According to the Victorian Express, in 1882 numerous Geraldtonians had indeed seen the spectre, dressed in black and walking along Francis Street in the middle of the night. While the reporter was no doubt taking a little creative liberty, they stated that when it was approached it vanished “…into thin air, with a mocking laugh, a flare of blue light, and a smell of sulfur.“
The level of interest nevertheless reached fever pitch and a group of men (some of whom were noted to be respectable citizens) began eschewing sleep and instead camped out on the street in the hope of seeing or capturing the “vagabond ghost.“
Perhaps adding a little legitimacy to the story, the police (dressed in plain clothes) were also noted to have become involved but they too were unable to solve the mystery.
Everyone was lying in wait, including two thirds of Geraldton’s gamins (street urchins) who were said to be “hidden behind bush fences, and rush covered sand hills, thinking to surprise the supernatural prowler, while they fill the air with bad tobacco smoke, and irreverent gibes.“
The mystery, however, still remains impenetrable.
Many speculated as to the identity of the ghost. Was it Charlie Hamilton in the flesh, having escaped prison and returning to finish off the job he started? NB: Charles Hamilton was convicted of attempting to murder a merchant, Henry Gray, at Geraldton in 1881. He was initially sentenced to death before having it commuted to life imprisonment.
Was it actually Old Mahomet roaming the street at night looking for his lost treasure? NB: Mahomet was a Turkish man who lived in an area of Geraldton which is today known as Mahomets Flats. He grew fruit, vegetables and flowers and sold them in town. Mahomet died in 1880 and it was rumoured that he had a large stash of gold coins buried in the sand dunes of his property.
The ghost, whether real or not, seems to have given many people a source of amusement. On one occasion two well-known citizens, one of whom was reported to be a doctor, were hidden behind a fence awaiting the appearance of the apparition. As they waited, two young men were seen walking along Francis Street, talking about the ghost. One remarked:
I don’t believe in ghostesses – when a man dies – he dies, and never comes back – Hang Ghosts! I’ll believe in ’em when I see one.
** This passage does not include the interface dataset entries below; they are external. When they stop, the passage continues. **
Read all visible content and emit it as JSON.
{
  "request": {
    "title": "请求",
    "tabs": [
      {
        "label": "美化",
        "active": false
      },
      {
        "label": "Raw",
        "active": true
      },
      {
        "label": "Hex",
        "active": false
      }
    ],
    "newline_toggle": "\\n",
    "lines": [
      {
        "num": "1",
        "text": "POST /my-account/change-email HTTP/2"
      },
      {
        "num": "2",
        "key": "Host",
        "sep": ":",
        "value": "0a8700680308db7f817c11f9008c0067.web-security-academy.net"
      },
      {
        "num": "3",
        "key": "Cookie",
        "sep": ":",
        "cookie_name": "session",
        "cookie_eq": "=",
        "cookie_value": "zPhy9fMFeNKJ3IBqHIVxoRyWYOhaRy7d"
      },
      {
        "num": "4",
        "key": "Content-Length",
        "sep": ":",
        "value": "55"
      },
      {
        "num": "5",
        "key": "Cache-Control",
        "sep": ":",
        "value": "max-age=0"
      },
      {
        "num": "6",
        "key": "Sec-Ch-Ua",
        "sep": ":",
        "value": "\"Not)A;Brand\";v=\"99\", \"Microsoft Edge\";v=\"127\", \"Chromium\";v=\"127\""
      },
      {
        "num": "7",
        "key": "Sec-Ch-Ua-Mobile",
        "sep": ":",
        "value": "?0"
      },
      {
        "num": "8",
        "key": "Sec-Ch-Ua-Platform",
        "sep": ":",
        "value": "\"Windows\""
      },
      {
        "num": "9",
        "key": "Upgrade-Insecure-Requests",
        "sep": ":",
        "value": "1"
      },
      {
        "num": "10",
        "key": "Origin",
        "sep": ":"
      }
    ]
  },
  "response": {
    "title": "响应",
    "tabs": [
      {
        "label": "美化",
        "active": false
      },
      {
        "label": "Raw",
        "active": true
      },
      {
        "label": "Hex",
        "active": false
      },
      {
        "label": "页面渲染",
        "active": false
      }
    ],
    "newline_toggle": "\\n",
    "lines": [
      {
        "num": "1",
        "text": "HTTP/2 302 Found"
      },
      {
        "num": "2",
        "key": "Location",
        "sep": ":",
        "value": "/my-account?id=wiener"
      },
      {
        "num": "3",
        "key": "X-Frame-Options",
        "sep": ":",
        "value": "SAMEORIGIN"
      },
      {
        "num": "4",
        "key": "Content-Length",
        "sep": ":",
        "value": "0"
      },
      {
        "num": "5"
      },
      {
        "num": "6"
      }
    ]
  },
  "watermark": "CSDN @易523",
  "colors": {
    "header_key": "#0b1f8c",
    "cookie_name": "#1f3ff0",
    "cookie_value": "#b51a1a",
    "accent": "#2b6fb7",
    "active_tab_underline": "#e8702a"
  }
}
Having heard his declaration, the doctor popped up from behind the fence and let out an otherworldly howl, scaring the man half to death.
A Geraldton correspondent for The West Australian later attributed the ghostly conversation as nothing more than idle gossip but reassured readers that “If, in the fullness of time, this mysterious disturber of the people’s rest is by any chance captured, and turns out to be a real proper ghost, no delay shall take place in giving you a full and particular account as to what sort of fellows these ghosts are.“
As I’m sure you can guess, no update was provided in later editions. Whatever or whoever the ghost of Francis Street was remains a mystery.
- Image of Geraldton courtesy of the State Library of Western Australia (Call Number: BA1657/10). Online: http://purl.slwa.wa.gov.au/slwa_b2801193_1
- 1882 ‘UNDER THE VERANDAH.’, Victorian Express (Geraldton, WA : 1878 – 1894), 1 March, p. 3. , viewed 29 Aug 2018, http://nla.gov.au/nla.news-article213978901
- 1882 ‘COUNTRY LETTERS.’, The West Australian (Perth, WA : 1879 – 1954), 7 March, p. 3. , viewed 29 Aug 2018, http://nla.gov.au/nla.news-article2986464